As another Earth Day comes and goes, some may be left asking what environmental campaigning actually achieves. Global emissions have soared since the annual event’s inception in 1970, as have air pollution, deforestation and habitat loss.
Yet the answer to such doubts has to be that, slowly but surely, the message is growing that the well-being of humanity is inseparable from the protection of nature. And that efforts to jointly protect both are needed now more than ever.
The famous 1932 mass trespass of Kinder Scout is a useful touchstone for this realisation. Ninety years ago this Sunday, a group of working-class ramblers from Manchester and Sheffield set their sights on summiting the Peak District plateau.
Their demand was a “right to roam” over private land in a way that was blind to class or race (according to Benny Rothman, the organiser of the trespass, the five participants who were later arrested for trespassing were all “Jewish or Jewish-looking people”, which Rothman considered racist behaviour from the police). Almost two decades later, their call was answered – at least in part – by the Labour government’s creation of a National Parks and Countryside Act in 1949. By 1951, the Peak District had become the first national park.
But the original trespassers’ wider vision has still not been met. In 2000, the Countryside and Rights of Way Act established a partial right to roam in England and Wales, yet it covers just 8 per cent of England. Additionally, only 3 per cent of the country’s rivers are legally navigable; in even less is it possible to swim or kayak.
As those who are gathering on Kinder Scout this coming anniversary weekend will attest, restricted rural access shuts off engagement with nature in other ways too. By leaning on historic divisions between those with power and those without, limits on rights of access also limit the psychological scope of who feels welcome in the countryside, explains Nadia Shaikh, a professional conservationist and co-founder of Kinder in Colour,
According to statistics from the Campaign to Protect Rural England, black people and people of colour (BPOC) make up just 1 per cent of visitors to national parks, despite forming around 13 per cent of the population. Meanwhile, incidents of racism are more likely to take place in the countryside than in cities.
Together with a raft of other organisations focused on widening access to the countryside (including Land in Our Names, Black Girls Hike, Muslim Hikers, Right To Roam and Landscapes of Freedom), Kinder in Colour is thus pressing to expand the right to roam – and our care of nature with it.
A recent survey by the outdoor clothing company Rohan found that 70 per cent of adults in England and Wales admit to breaching at least one aspect of the Countryside Code when they go out walking, rising to 73 per cent among millennials. The first most common violations are to walk through an open gate and then close it behind you. And the second is to climb over fences, walls or hedges away from the designated footpath; or in other words, to trespass.

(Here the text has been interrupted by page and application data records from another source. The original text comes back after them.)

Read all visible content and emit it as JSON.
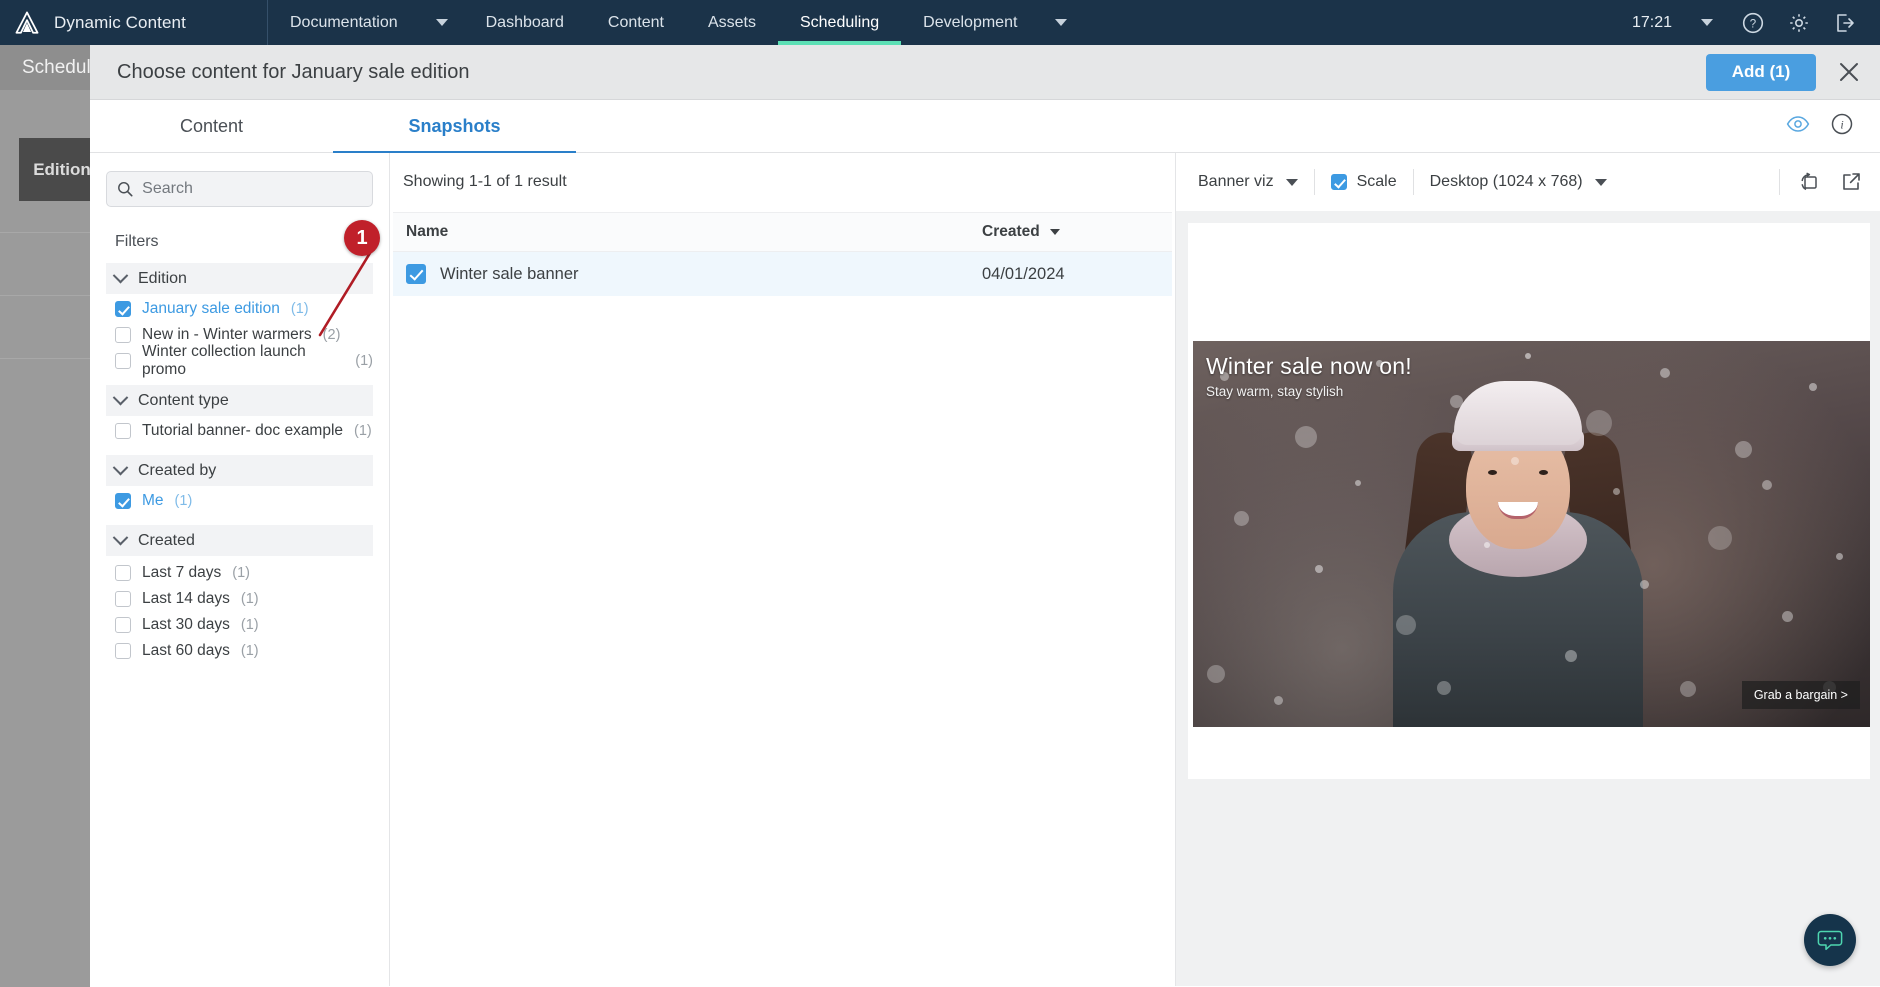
{
  "topnav": {
    "brand": "Dynamic Content",
    "items": [
      {
        "label": "Documentation",
        "active": false,
        "caret": true
      },
      {
        "label": "Dashboard",
        "active": false,
        "caret": false
      },
      {
        "label": "Content",
        "active": false,
        "caret": false
      },
      {
        "label": "Assets",
        "active": false,
        "caret": false
      },
      {
        "label": "Scheduling",
        "active": true,
        "caret": false
      },
      {
        "label": "Development",
        "active": false,
        "caret": true
      }
    ],
    "time": "17:21",
    "icons": [
      "chevron-down-icon",
      "help-icon",
      "gear-icon",
      "logout-icon"
    ]
  },
  "background_page": {
    "header_title": "Scheduling",
    "card_label": "Edition"
  },
  "modal": {
    "title": "Choose content for January sale edition",
    "add_button": "Add (1)",
    "close_icon": "close-icon",
    "tabs": [
      {
        "label": "Content",
        "active": false
      },
      {
        "label": "Snapshots",
        "active": true
      }
    ],
    "tab_actions": [
      "eye-icon",
      "info-icon"
    ]
  },
  "filters": {
    "search_placeholder": "Search",
    "search_value": "",
    "heading": "Filters",
    "groups": [
      {
        "title": "Edition",
        "expanded": true,
        "items": [
          {
            "label": "January sale edition",
            "count": "(1)",
            "checked": true
          },
          {
            "label": "New in - Winter warmers",
            "count": "(2)",
            "checked": false
          },
          {
            "label": "Winter collection launch promo",
            "count": "(1)",
            "checked": false
          }
        ]
      },
      {
        "title": "Content type",
        "expanded": true,
        "items": [
          {
            "label": "Tutorial banner- doc example",
            "count": "(1)",
            "checked": false
          }
        ]
      },
      {
        "title": "Created by",
        "expanded": true,
        "items": [
          {
            "label": "Me",
            "count": "(1)",
            "checked": true
          }
        ]
      },
      {
        "title": "Created",
        "expanded": true,
        "items": [
          {
            "label": "Last 7 days",
            "count": "(1)",
            "checked": false
          },
          {
            "label": "Last 14 days",
            "count": "(1)",
            "checked": false
          },
          {
            "label": "Last 30 days",
            "count": "(1)",
            "checked": false
          },
          {
            "label": "Last 60 days",
            "count": "(1)",
            "checked": false
          }
        ]
      }
    ]
  },
  "annotation": {
    "marker_label": "1",
    "color": "#c0202a"
  },
  "results": {
    "showing": "Showing 1-1 of 1 result",
    "columns": {
      "name": "Name",
      "created": "Created"
    },
    "rows": [
      {
        "name": "Winter sale banner",
        "created": "04/01/2024",
        "checked": true
      }
    ]
  },
  "preview": {
    "viz_select": "Banner viz",
    "scale_label": "Scale",
    "scale_checked": true,
    "device_select": "Desktop (1024 x 768)",
    "icons": [
      "refresh-device-icon",
      "open-external-icon"
    ],
    "banner": {
      "title": "Winter sale now on!",
      "subtitle": "Stay warm, stay stylish",
      "cta": "Grab a bargain >"
    }
  },
  "chat": {
    "icon": "chat-bubble-icon"
  },
  "colors": {
    "nav_bg": "#1b3349",
    "accent_teal": "#5ce0b5",
    "accent_blue": "#3d9ae2",
    "tab_blue": "#2a7fc9",
    "marker_red": "#c0202a"
  }
}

These figures point as much to persistent problems with the code itself as they do to any with walkers. Why, for instance, don’t more farmers add signs to open gates asking people to leave them as such, suggests Sam Siva, 27, an organiser with Land in Our Names, a land racial justice collective, and co-founder of Kinder In Colour. Similarly, Siva says, if famous beauty spots are so overcrowded, then provide more easy alternatives for people to wander and explore.
In place of such exclusivity and assumed knowledge, “we need to create a new culture for the countryside,” Siva stresses – one that starts by providing more information to walkers, more bins, and more instinctive access to green space.
The campaigners’ hopes for reform were dampened by this week’s announcement from the environment minister, Rebecca Pow, that “there are no plans” to release results of a review of the issue. But it is not just people who will benefit from efforts to extend access and inclusivity, they stress.
As illustrator and lifelong trespasser Nick Hayes has argued in his new book, A Trespassers' Companion, the more that people's freedom in a landscape is curtailed, the less sense of responsibility they will feel to protect it. Siva and Shaikh agree: the more connected people feel to nature, the more care they will take – whether that’s picking up litter or taking steps to reduce their carbon emissions.
“Millennials aren't broken. They’ve been given a world that means they have to follow rules to be in the countryside, rather than be allowed to intuitively care for it,” adds Shaikh. “Unless people reconnect with places and community, however, they’re not going to know how to protect it and love it.”